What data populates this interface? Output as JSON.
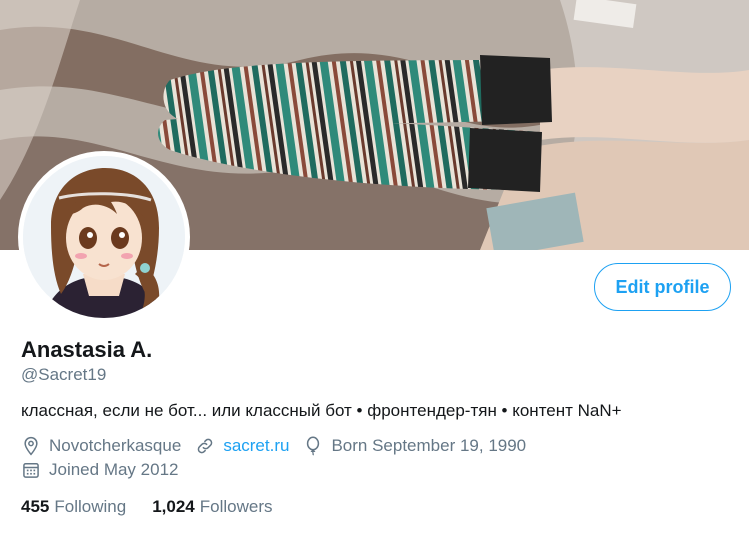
{
  "banner": {
    "image": "striped-socks-photo"
  },
  "avatar": {
    "image": "anime-girl-avatar"
  },
  "edit_profile": {
    "label": "Edit profile"
  },
  "profile": {
    "name": "Anastasia A.",
    "handle": "@Sacret19",
    "bio": "классная, если не бот... или классный бот • фронтендер-тян • контент NaN+",
    "location": "Novotcherkasque",
    "website": "sacret.ru",
    "birthday": "Born September 19, 1990",
    "joined": "Joined May 2012"
  },
  "stats": {
    "following_count": "455",
    "following_label": "Following",
    "followers_count": "1,024",
    "followers_label": "Followers"
  },
  "colors": {
    "accent": "#1da1f2",
    "secondary_text": "#657786",
    "primary_text": "#14171a"
  },
  "icons": [
    "location-icon",
    "link-icon",
    "balloon-icon",
    "calendar-icon"
  ]
}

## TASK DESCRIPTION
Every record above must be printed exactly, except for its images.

## EXERCISE SOLUTION
What data populates this interface? Output as JSON.
{
  "banner": {
    "image": "striped-socks-photo"
  },
  "avatar": {
    "image": "anime-girl-avatar"
  },
  "edit_profile": {
    "label": "Edit profile"
  },
  "profile": {
    "name": "Anastasia A.",
    "handle": "@Sacret19",
    "bio": "классная, если не бот... или классный бот • фронтендер-тян • контент NaN+",
    "location": "Novotcherkasque",
    "website": "sacret.ru",
    "birthday": "Born September 19, 1990",
    "joined": "Joined May 2012"
  },
  "stats": {
    "following_count": "455",
    "following_label": "Following",
    "followers_count": "1,024",
    "followers_label": "Followers"
  },
  "colors": {
    "accent": "#1da1f2",
    "secondary_text": "#657786",
    "primary_text": "#14171a"
  },
  "icons": [
    "location-icon",
    "link-icon",
    "balloon-icon",
    "calendar-icon"
  ]
}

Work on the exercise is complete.